__Source material__
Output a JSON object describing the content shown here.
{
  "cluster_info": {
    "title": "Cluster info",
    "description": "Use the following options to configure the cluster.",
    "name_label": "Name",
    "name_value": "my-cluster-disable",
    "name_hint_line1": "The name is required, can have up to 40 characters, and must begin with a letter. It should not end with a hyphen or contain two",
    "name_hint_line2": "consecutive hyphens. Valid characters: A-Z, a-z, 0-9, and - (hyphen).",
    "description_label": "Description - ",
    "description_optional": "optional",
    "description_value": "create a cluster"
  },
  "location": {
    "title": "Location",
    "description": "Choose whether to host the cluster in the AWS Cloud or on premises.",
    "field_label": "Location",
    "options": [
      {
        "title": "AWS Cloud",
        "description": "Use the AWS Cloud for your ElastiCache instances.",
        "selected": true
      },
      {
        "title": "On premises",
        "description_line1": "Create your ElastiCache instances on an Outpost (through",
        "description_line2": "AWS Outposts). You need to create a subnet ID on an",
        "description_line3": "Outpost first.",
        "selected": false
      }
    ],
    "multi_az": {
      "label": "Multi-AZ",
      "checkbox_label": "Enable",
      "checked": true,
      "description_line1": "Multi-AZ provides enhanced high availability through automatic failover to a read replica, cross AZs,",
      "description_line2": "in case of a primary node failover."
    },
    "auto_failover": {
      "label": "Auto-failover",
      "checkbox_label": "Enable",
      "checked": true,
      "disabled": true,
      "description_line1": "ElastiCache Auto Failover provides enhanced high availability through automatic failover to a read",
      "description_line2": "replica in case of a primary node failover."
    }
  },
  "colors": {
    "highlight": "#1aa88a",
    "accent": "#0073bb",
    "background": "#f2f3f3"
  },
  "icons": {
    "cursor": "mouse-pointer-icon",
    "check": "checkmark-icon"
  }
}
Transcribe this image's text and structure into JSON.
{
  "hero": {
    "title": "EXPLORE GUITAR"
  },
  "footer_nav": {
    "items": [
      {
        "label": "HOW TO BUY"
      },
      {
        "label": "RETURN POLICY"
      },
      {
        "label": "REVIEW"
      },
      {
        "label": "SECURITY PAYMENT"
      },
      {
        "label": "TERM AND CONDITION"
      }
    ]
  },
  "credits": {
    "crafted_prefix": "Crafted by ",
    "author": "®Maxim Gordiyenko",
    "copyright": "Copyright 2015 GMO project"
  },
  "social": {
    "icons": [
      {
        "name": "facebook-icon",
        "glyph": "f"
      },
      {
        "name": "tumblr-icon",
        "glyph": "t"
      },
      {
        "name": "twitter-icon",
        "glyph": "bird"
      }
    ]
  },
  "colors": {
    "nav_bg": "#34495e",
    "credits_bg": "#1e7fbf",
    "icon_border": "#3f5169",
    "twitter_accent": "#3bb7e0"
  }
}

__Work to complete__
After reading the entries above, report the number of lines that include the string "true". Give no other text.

__Response to this task__
4